"Light of Other Days" by Bob Shaw: An Appreciation by Graham Sleight
Many writers' work disappears from view after their death, but the speed and extent to which this has happened to Bob Shaw is particularly unjust. Shaw was a Northern Irish author whose sf career was firmly traditional; he was never drawn by the stylistic experiments of the New Wave. But he produced some of the most memorable images that modern sf has to offer: the ghostly neutrino planet within our own in A Wreath of Stars (1976), the immensities of Orbitsville (1975), and the extraordinary balloon flight between planets in The Ragged Astronauts (1986). Perhaps most famous is the opening line of "Light of Other Days": "Leaving the village behind, we followed the heady sweeps of the road up into a land of slow glass."
In a sense, this is a story that could have appeared in Galaxy a decade or two earlier. A single innovation is posited, explored, and its effects on a small group of people are described. The extrapolation-on-all-fronts that one associates with cyberpunk is not present-–and, given the story's isolated setting, nor does it need to be. The narrator and his wife are on holiday, driving through rural Scotland. The arrays of slow glass they see are there for commercial purposes. Slow glass is, simply, glass which light takes months or years to pass through. A sheet set up in the Scottish Highlands can therefore be sold to a city-dweller and provide them with years of beautiful views.
The implications of this are fascinating enough in the abstract. Would having a slow glass window in a city home be a life-enhancing piece of beauty, or a retreat from what's really outside the window? What does it mean that society commoditises the beauty of its landscapes in this way? But Shaw deals with them in the specific through the narrator, his newly-pregnant wife, and Hagan, the man who tries to sell them some slow glass. We're told, to start with, that the pregnancy has caused tension for the narrator and his wife Selina: "We, who had thought ourselves so unique, had fallen into the same biological trap as every mindless rutting creature which had ever existed." They cannot afford a child, and nor do they want one. By contrast, looking in through Hagan's cottage window, they see his wife and son playing happily. But when Selina opens the door to the living-room, she finds it "a sickening clutter of shabby furniture, old newspapers, cast-off clothing and smeared dishes. It was damp, stinking, and utterly deserted." The window was slow glass; Hagan's wife and child died in a car accident six years ago; all he has of them is the old photographs in slow glass. Shaw leaves understated at the end the obvious conclusion: that the narrator and his wife have some perspective on their future child from someone who has lost his future. "Light of Other Days" is so restrained, perfectly constructed, and so devastatingly economical (a little over three thousand words long) that moralising would be clangingly unnecessary.

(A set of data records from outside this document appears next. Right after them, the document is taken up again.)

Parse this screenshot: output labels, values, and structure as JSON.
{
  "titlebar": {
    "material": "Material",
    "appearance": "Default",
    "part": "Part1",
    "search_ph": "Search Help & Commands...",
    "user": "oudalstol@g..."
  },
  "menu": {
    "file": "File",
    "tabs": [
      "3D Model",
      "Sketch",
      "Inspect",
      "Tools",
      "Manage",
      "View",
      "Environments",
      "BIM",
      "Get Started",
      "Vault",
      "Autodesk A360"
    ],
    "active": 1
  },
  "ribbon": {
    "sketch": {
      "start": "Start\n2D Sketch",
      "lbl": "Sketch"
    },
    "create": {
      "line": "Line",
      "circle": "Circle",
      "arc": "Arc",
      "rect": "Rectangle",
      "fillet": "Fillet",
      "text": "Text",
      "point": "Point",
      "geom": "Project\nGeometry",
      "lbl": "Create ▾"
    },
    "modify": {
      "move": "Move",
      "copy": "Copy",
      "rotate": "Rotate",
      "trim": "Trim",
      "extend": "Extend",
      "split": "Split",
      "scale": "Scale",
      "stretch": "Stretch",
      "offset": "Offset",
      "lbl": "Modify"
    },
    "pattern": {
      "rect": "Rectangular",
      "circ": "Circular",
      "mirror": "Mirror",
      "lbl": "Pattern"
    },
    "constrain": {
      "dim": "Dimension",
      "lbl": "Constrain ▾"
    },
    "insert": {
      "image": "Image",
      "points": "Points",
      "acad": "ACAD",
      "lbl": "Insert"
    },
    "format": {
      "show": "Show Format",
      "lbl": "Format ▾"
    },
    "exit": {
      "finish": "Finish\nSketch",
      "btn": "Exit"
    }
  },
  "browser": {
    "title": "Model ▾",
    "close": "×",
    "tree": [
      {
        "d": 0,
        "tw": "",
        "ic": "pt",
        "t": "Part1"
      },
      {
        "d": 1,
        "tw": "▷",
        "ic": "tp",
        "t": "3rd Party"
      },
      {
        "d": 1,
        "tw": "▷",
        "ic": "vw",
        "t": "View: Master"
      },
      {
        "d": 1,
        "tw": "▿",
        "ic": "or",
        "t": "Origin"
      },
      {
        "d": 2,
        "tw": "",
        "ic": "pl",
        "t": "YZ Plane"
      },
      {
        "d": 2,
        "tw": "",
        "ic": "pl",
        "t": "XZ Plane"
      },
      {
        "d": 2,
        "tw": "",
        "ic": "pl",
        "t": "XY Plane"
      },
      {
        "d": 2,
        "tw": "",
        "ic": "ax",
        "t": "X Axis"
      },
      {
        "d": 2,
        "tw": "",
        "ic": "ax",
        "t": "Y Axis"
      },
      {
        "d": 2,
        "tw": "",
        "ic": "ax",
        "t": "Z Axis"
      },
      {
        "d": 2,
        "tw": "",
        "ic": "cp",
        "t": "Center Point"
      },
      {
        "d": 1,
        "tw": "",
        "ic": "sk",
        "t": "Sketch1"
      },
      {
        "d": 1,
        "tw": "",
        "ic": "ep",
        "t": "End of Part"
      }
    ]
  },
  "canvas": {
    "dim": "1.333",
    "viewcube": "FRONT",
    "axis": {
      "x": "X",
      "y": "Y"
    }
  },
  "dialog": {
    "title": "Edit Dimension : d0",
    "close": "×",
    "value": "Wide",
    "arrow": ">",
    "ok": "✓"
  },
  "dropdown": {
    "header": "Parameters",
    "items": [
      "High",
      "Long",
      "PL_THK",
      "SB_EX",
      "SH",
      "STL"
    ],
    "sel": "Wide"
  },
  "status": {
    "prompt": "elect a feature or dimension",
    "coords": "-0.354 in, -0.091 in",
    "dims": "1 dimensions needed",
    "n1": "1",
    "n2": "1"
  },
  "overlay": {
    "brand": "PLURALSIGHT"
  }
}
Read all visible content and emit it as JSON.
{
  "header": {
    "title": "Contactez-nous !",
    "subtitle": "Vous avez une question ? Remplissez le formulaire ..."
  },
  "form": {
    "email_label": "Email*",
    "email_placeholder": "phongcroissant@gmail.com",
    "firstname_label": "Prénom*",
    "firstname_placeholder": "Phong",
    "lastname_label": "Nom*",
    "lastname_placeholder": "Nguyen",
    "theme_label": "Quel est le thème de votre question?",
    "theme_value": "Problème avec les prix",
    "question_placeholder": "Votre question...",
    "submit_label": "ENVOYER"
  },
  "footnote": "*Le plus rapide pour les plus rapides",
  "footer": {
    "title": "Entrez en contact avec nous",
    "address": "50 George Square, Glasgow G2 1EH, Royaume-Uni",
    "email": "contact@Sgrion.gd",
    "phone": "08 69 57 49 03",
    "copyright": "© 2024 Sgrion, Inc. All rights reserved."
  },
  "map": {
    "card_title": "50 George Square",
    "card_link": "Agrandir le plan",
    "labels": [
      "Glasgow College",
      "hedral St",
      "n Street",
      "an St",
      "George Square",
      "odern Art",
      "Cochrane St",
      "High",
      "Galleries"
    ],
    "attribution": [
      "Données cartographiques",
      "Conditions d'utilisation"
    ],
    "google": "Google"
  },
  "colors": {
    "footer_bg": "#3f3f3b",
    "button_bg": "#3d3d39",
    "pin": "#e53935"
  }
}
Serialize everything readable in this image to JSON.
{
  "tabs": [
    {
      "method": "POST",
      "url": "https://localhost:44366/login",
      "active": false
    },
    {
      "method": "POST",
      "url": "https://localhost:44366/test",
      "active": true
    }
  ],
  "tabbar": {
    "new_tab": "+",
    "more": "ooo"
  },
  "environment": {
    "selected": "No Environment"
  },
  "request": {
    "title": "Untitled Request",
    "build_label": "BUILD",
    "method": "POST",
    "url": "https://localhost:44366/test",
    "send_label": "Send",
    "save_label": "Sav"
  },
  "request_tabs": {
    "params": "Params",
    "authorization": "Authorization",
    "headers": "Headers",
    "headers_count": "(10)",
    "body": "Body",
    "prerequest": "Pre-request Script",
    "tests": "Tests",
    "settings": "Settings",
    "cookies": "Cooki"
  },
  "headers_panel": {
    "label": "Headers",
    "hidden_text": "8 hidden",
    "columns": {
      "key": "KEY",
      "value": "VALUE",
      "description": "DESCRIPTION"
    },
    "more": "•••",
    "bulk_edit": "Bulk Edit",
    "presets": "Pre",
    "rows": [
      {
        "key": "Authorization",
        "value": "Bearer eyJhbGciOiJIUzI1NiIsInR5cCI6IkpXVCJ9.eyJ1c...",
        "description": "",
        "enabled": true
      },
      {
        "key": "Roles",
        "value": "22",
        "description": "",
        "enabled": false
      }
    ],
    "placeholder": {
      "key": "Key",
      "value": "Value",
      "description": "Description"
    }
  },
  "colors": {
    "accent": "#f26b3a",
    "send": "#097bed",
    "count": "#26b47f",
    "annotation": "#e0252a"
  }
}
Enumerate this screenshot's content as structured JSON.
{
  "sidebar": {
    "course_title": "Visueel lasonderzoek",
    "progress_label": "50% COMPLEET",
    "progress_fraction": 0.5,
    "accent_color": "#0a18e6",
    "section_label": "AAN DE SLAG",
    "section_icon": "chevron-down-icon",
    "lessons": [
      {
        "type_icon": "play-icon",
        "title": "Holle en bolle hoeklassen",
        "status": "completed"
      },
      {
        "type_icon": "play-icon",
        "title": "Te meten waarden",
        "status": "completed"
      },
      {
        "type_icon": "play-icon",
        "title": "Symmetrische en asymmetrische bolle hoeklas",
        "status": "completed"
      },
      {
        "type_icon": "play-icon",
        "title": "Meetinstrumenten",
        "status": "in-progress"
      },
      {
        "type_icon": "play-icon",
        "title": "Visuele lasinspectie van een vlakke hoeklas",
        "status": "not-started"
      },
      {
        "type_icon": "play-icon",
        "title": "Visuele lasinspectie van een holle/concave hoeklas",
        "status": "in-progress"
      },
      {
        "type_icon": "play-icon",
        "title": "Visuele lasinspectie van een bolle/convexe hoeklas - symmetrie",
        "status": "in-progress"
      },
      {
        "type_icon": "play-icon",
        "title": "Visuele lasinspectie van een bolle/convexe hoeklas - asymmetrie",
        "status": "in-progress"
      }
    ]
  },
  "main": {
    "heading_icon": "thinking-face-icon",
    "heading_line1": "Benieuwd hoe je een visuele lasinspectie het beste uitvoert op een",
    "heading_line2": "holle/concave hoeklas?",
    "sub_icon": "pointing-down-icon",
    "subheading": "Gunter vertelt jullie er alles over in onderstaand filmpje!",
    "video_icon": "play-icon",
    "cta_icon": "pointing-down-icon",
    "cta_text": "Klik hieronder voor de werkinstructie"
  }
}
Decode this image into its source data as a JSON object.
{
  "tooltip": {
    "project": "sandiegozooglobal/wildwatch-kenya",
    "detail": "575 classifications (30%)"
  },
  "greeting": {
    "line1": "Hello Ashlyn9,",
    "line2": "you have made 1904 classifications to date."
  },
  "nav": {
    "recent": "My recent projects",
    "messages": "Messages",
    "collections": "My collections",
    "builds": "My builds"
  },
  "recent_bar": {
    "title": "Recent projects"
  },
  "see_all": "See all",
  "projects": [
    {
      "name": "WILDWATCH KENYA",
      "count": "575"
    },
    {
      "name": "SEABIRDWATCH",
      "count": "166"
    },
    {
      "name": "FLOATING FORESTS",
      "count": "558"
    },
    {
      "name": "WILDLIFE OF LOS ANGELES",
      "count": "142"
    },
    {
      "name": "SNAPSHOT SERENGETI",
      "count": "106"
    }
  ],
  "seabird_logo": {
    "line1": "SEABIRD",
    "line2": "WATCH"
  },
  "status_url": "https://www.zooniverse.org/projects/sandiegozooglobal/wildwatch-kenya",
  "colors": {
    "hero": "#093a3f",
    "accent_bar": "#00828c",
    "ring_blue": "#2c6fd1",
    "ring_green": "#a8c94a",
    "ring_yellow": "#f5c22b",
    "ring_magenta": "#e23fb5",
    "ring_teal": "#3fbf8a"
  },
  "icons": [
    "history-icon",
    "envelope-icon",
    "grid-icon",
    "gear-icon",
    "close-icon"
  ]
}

Shaw later used the story as the basis for a novel, Other Days, Other Eyes (1972), pushing the implications of slow glass further--for, say, murder investigations or surveillance. But the short story is perfect in itself, a character study that could only be achieved in SF. By making a metaphor concrete, by creating a device that captures nostalgia, he has done what all writers want to: he has made the ephemeral last.
Link to story.